Organic matter amendments to soil, in the form of preceding crop residues, cover crop residues, or direct organic matter applications, have been shown to affect levels of root and foliar diseases in several crops. Suppression of soilborne plant pathogens has been observed following additions of certain types of organic matter to soils. In some cases the mechanism of suppression in these systems has been found to be associated with increased microbial activity resulting from the influx of carbon and nitrogen supplied by the incorporated organic matter. Specific cropping systems have been shown to alter the associated soil microbial communities, and in some cases the population levels of known biological control agents have been enhanced. Foliar disease levels have been shown to be affected by applications of soil orgniac matter, even for diseases caused by pathogens that do not have a soilborne phase in their disease cycles. Possible mechanisms suggested for this type of disease suppression include changes in plant's nutrient status and the phenomenon known as systemic acquired resistance or induced systemic resistance.
Based on this information, it seemed likely that differences in the disease suppressiveness of plots in the organic transition study would vary as a result of the cropping system and organic amendment treatments. We evaluated the diseases suppressiveness of the soil to soybean root diseases in greenhouse bioassays on soil samples taken over the course of the study, and we monitored disease development on the crops in the plots to evaluate the impact of the treatments on disease development in the field. In 2007, natural-occurring diseases, bacterial pustule and wild fire, were evaluated by percentage of leaf area infected in mid-August. These bacterial diseases were confirmed using the ooze-test and isolated on nutrient agar.
Soil samples were taken and assayed in the greenhouse with infestation of R. solani and F. solani on soybean.
Pseudomonas population was quantified with non-culturing method, real-time polymerase chain reaction (PCR). The working hypothesis is field treatments had an effect on Pseudomonas population and disease suppression.
In the greenhouse bioassays, a general increase in disease suppressiveness was observed in the soils from all plots over the course of the study (2004 to 2006) for both Rhizoctonia root rot and sudden death syndrome of soybeans. However, no differences in soilborne disease suppression were detected as a result of the cropping system or amendment treatments. Differences in foliar/fruit disease levels resulting from the treatments were observed for some diseases on some crops in the field plots.
In the beginning of the transition (year 2003), no differences were seen in levels of diseases seen on tomatoes, soybeans, or pasture plants.

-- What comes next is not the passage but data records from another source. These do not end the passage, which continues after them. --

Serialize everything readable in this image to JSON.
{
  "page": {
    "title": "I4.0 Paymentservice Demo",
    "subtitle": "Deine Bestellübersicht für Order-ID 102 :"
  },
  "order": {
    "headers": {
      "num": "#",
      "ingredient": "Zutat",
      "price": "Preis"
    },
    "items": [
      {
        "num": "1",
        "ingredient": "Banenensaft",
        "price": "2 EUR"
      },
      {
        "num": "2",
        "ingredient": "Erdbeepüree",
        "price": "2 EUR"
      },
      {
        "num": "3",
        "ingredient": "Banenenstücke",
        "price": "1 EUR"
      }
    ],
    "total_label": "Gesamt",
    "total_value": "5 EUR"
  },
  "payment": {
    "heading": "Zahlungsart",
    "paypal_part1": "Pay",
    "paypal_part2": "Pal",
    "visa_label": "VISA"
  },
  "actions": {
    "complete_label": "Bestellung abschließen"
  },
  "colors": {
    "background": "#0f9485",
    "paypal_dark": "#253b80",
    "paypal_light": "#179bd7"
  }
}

In 2004, levels of leaf rust on pasture grass were higher in plots receiving manure amendments, but no differences were seen in levels of wheat, cabbage, or broccoli diseases.
In 2005, higher levels on common rust were seen on corn in manure amended plots, and lower levels of powdery mildew were seen on squash plants in compost amended plots.
In 2006, the first assay year, Septoria leaf spot of tomatoes was found to be affected by both previous crop and amendment treatments, with lowest levels in the pasture plots and highest in the cash grain plots, and lower levels in the compost and manure amended plots than the non-amended plots. Incidence levels of bacterial spot of peppers were also highest in the cash grain plots and lowest in the vegetable plots.
Impacts and Contributions/Outcomes
1. Disease suppressiveness of the soils did increase over time in all treatments.
2. Level of suppression of soilborne pathogen not affected by crop system or amendments.
3. Levels of some diseases (rust) higher in manure amended plots, while others (Septoria leaf spot, anthracnose, and powdery mildew) were lower in organic amended plots.
4. Levels of effect of cropping system varied with disease, generally low in pasture and high in cash grain plots.